Dr. Greenwood, a specialist in the study of the “Apostate” Emperor Julian (r. 361-363), has a revisionist view of the man, and not necessarily one as respectful of him as many earlier scholars have been, or the public perception, influenced by Gore Vidal’s novel Julian.
In this well researched and often insightful book, Greenwood discusses how, despite supposedly despising Christianity, Julian drew upon Christian models to shape his vision of what arguably could be termed a “reform paganism”. So Julian’s paganism emerges as nearly a “pagan monotheism” centering on a rather trinitarian Zeus, Herakles, and Athena, and with a unified institutional structure based on the Christian hierarchy, Moreover, and rather curiously, Julian portrays his uncle Constantine the Great as a pagan.
In presenting this view, Greenwood gives us a look at Julian’s family background, his intellectual evolution, and his actions. He also questions Julian’s reputation as an upright character, noting that he probably engineered his acclamation as Augusts by the troops at Paris in 360, while pretending reluctance. He was also quite willing to kill people whom he perceived to be a threat, or who were merely disagreeable.
Greenwood naturally also discusses Julian's military career, rightly showing him to have been an able tactician, successfully defeating “barbarian” invaders in the West, but then only lightly touches on the emperor’s ill-conceived and totally mismanaged invasion of Persia, which led to his death, and the loss of much of the East.

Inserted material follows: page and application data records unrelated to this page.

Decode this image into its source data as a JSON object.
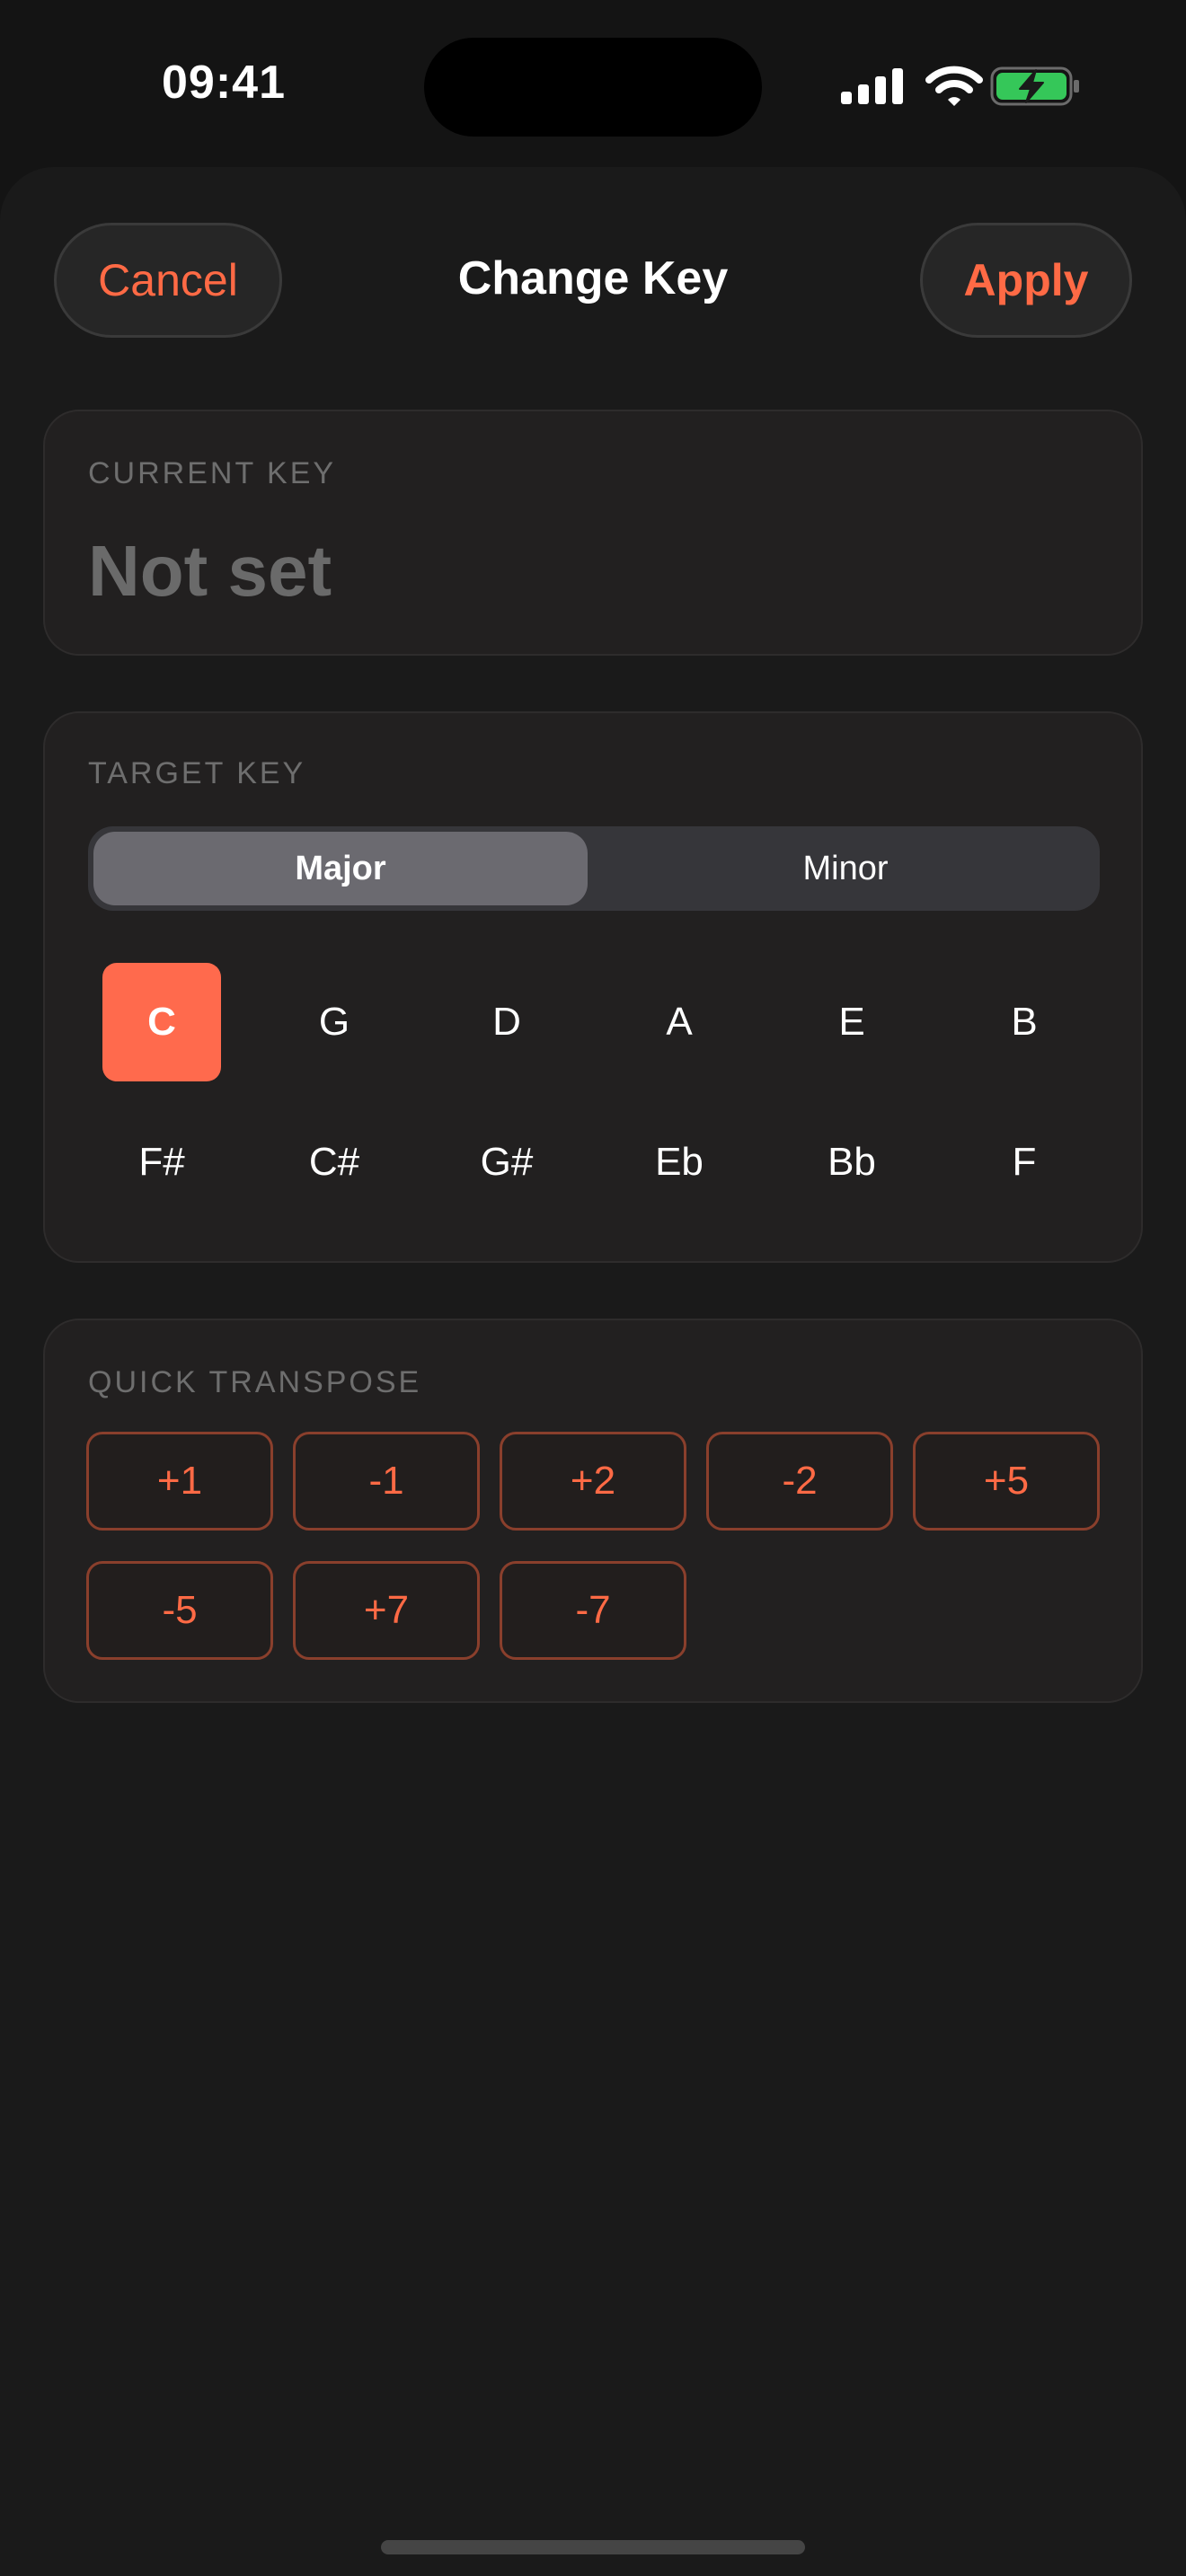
{
  "status_bar": {
    "time": "09:41",
    "icons": [
      "cellular-signal-icon",
      "wifi-icon",
      "battery-charging-icon"
    ],
    "battery_color": "#35c759"
  },
  "header": {
    "cancel_label": "Cancel",
    "title": "Change Key",
    "apply_label": "Apply"
  },
  "current_key": {
    "label": "CURRENT KEY",
    "value": "Not set"
  },
  "target_key": {
    "label": "TARGET KEY",
    "modes": [
      "Major",
      "Minor"
    ],
    "selected_mode": "Major",
    "keys": [
      "C",
      "G",
      "D",
      "A",
      "E",
      "B",
      "F#",
      "C#",
      "G#",
      "Eb",
      "Bb",
      "F"
    ],
    "selected_key": "C"
  },
  "quick_transpose": {
    "label": "QUICK TRANSPOSE",
    "buttons": [
      "+1",
      "-1",
      "+2",
      "-2",
      "+5",
      "-5",
      "+7",
      "-7"
    ]
  },
  "colors": {
    "accent": "#ff6a45",
    "background": "#141414",
    "card": "#222020"
  }
}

Julian and Christianity is an insightful work for those interested in Julian, the late Empire, and the rise of Christianity.